═══ DATASET EXTRACT ═══

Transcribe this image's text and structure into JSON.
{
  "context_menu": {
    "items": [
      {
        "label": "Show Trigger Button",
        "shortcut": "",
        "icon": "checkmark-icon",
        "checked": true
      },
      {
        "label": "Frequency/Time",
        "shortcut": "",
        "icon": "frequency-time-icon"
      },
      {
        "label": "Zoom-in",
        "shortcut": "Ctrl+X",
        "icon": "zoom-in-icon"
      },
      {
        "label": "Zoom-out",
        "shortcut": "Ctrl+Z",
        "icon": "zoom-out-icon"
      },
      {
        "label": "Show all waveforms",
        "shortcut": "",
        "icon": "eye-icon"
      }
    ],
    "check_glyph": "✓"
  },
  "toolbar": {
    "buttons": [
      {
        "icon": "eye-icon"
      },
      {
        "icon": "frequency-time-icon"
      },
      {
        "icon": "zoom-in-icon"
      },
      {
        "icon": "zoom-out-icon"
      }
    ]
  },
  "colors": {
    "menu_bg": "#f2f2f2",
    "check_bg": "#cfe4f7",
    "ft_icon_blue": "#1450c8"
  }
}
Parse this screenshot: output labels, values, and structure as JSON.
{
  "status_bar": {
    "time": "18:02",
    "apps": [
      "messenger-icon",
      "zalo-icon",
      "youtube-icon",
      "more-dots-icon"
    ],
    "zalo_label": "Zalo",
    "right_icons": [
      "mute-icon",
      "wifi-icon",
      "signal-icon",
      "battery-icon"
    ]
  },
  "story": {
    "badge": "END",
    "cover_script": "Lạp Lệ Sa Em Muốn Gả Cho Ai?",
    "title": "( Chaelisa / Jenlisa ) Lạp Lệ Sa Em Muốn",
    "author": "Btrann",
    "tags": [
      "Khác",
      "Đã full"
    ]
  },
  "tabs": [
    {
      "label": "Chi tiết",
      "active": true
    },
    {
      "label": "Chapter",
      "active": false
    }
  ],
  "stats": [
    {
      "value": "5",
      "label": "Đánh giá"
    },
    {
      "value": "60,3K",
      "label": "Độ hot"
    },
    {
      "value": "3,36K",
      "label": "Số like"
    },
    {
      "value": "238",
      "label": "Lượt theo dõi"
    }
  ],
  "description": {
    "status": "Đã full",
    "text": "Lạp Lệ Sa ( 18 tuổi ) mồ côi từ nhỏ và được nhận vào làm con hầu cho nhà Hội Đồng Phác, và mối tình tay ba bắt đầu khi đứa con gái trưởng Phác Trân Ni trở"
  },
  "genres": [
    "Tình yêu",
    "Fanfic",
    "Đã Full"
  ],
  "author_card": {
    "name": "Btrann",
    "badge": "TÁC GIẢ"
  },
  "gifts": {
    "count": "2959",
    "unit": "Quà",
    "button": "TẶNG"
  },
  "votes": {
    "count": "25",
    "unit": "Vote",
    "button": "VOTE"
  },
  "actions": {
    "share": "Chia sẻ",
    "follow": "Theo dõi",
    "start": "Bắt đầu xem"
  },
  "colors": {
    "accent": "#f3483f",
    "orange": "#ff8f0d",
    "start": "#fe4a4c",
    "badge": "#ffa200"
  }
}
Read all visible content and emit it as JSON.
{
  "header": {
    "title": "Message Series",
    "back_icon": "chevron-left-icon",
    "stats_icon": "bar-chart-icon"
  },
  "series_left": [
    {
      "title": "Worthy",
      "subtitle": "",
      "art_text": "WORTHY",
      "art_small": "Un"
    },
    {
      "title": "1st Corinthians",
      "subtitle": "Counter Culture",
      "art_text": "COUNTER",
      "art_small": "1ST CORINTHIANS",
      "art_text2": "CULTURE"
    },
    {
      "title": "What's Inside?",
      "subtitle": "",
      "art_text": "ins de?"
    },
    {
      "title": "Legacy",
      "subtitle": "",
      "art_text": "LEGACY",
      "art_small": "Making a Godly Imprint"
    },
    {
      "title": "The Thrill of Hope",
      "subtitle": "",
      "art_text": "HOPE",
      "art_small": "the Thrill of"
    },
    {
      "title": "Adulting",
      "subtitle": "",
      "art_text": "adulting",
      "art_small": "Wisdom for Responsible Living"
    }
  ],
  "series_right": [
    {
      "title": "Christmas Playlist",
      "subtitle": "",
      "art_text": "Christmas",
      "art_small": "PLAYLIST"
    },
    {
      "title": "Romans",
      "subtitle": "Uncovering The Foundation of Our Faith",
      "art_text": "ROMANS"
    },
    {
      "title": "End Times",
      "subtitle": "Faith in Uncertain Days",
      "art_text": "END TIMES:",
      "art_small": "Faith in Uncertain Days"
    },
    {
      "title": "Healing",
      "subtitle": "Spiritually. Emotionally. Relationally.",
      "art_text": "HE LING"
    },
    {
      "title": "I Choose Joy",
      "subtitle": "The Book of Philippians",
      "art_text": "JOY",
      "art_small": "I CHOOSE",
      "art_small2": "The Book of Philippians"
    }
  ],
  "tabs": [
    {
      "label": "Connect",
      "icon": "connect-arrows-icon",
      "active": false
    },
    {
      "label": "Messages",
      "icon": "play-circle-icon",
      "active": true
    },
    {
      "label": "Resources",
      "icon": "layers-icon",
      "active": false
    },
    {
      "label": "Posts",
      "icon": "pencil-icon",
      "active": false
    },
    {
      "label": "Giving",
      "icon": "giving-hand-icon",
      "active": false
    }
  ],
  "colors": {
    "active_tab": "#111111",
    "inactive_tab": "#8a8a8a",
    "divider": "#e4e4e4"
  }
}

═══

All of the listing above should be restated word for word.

Transcribe this image's text and structure into JSON.
{
  "context_menu": {
    "items": [
      {
        "label": "Show Trigger Button",
        "shortcut": "",
        "icon": "checkmark-icon",
        "checked": true
      },
      {
        "label": "Frequency/Time",
        "shortcut": "",
        "icon": "frequency-time-icon"
      },
      {
        "label": "Zoom-in",
        "shortcut": "Ctrl+X",
        "icon": "zoom-in-icon"
      },
      {
        "label": "Zoom-out",
        "shortcut": "Ctrl+Z",
        "icon": "zoom-out-icon"
      },
      {
        "label": "Show all waveforms",
        "shortcut": "",
        "icon": "eye-icon"
      }
    ],
    "check_glyph": "✓"
  },
  "toolbar": {
    "buttons": [
      {
        "icon": "eye-icon"
      },
      {
        "icon": "frequency-time-icon"
      },
      {
        "icon": "zoom-in-icon"
      },
      {
        "icon": "zoom-out-icon"
      }
    ]
  },
  "colors": {
    "menu_bg": "#f2f2f2",
    "check_bg": "#cfe4f7",
    "ft_icon_blue": "#1450c8"
  }
}
Parse this screenshot: output labels, values, and structure as JSON.
{
  "status_bar": {
    "time": "18:02",
    "apps": [
      "messenger-icon",
      "zalo-icon",
      "youtube-icon",
      "more-dots-icon"
    ],
    "zalo_label": "Zalo",
    "right_icons": [
      "mute-icon",
      "wifi-icon",
      "signal-icon",
      "battery-icon"
    ]
  },
  "story": {
    "badge": "END",
    "cover_script": "Lạp Lệ Sa Em Muốn Gả Cho Ai?",
    "title": "( Chaelisa / Jenlisa ) Lạp Lệ Sa Em Muốn",
    "author": "Btrann",
    "tags": [
      "Khác",
      "Đã full"
    ]
  },
  "tabs": [
    {
      "label": "Chi tiết",
      "active": true
    },
    {
      "label": "Chapter",
      "active": false
    }
  ],
  "stats": [
    {
      "value": "5",
      "label": "Đánh giá"
    },
    {
      "value": "60,3K",
      "label": "Độ hot"
    },
    {
      "value": "3,36K",
      "label": "Số like"
    },
    {
      "value": "238",
      "label": "Lượt theo dõi"
    }
  ],
  "description": {
    "status": "Đã full",
    "text": "Lạp Lệ Sa ( 18 tuổi ) mồ côi từ nhỏ và được nhận vào làm con hầu cho nhà Hội Đồng Phác, và mối tình tay ba bắt đầu khi đứa con gái trưởng Phác Trân Ni trở"
  },
  "genres": [
    "Tình yêu",
    "Fanfic",
    "Đã Full"
  ],
  "author_card": {
    "name": "Btrann",
    "badge": "TÁC GIẢ"
  },
  "gifts": {
    "count": "2959",
    "unit": "Quà",
    "button": "TẶNG"
  },
  "votes": {
    "count": "25",
    "unit": "Vote",
    "button": "VOTE"
  },
  "actions": {
    "share": "Chia sẻ",
    "follow": "Theo dõi",
    "start": "Bắt đầu xem"
  },
  "colors": {
    "accent": "#f3483f",
    "orange": "#ff8f0d",
    "start": "#fe4a4c",
    "badge": "#ffa200"
  }
}
Read all visible content and emit it as JSON.
{
  "header": {
    "title": "Message Series",
    "back_icon": "chevron-left-icon",
    "stats_icon": "bar-chart-icon"
  },
  "series_left": [
    {
      "title": "Worthy",
      "subtitle": "",
      "art_text": "WORTHY",
      "art_small": "Un"
    },
    {
      "title": "1st Corinthians",
      "subtitle": "Counter Culture",
      "art_text": "COUNTER",
      "art_small": "1ST CORINTHIANS",
      "art_text2": "CULTURE"
    },
    {
      "title": "What's Inside?",
      "subtitle": "",
      "art_text": "ins de?"
    },
    {
      "title": "Legacy",
      "subtitle": "",
      "art_text": "LEGACY",
      "art_small": "Making a Godly Imprint"
    },
    {
      "title": "The Thrill of Hope",
      "subtitle": "",
      "art_text": "HOPE",
      "art_small": "the Thrill of"
    },
    {
      "title": "Adulting",
      "subtitle": "",
      "art_text": "adulting",
      "art_small": "Wisdom for Responsible Living"
    }
  ],
  "series_right": [
    {
      "title": "Christmas Playlist",
      "subtitle": "",
      "art_text": "Christmas",
      "art_small": "PLAYLIST"
    },
    {
      "title": "Romans",
      "subtitle": "Uncovering The Foundation of Our Faith",
      "art_text": "ROMANS"
    },
    {
      "title": "End Times",
      "subtitle": "Faith in Uncertain Days",
      "art_text": "END TIMES:",
      "art_small": "Faith in Uncertain Days"
    },
    {
      "title": "Healing",
      "subtitle": "Spiritually. Emotionally. Relationally.",
      "art_text": "HE LING"
    },
    {
      "title": "I Choose Joy",
      "subtitle": "The Book of Philippians",
      "art_text": "JOY",
      "art_small": "I CHOOSE",
      "art_small2": "The Book of Philippians"
    }
  ],
  "tabs": [
    {
      "label": "Connect",
      "icon": "connect-arrows-icon",
      "active": false
    },
    {
      "label": "Messages",
      "icon": "play-circle-icon",
      "active": true
    },
    {
      "label": "Resources",
      "icon": "layers-icon",
      "active": false
    },
    {
      "label": "Posts",
      "icon": "pencil-icon",
      "active": false
    },
    {
      "label": "Giving",
      "icon": "giving-hand-icon",
      "active": false
    }
  ],
  "colors": {
    "active_tab": "#111111",
    "inactive_tab": "#8a8a8a",
    "divider": "#e4e4e4"
  }
}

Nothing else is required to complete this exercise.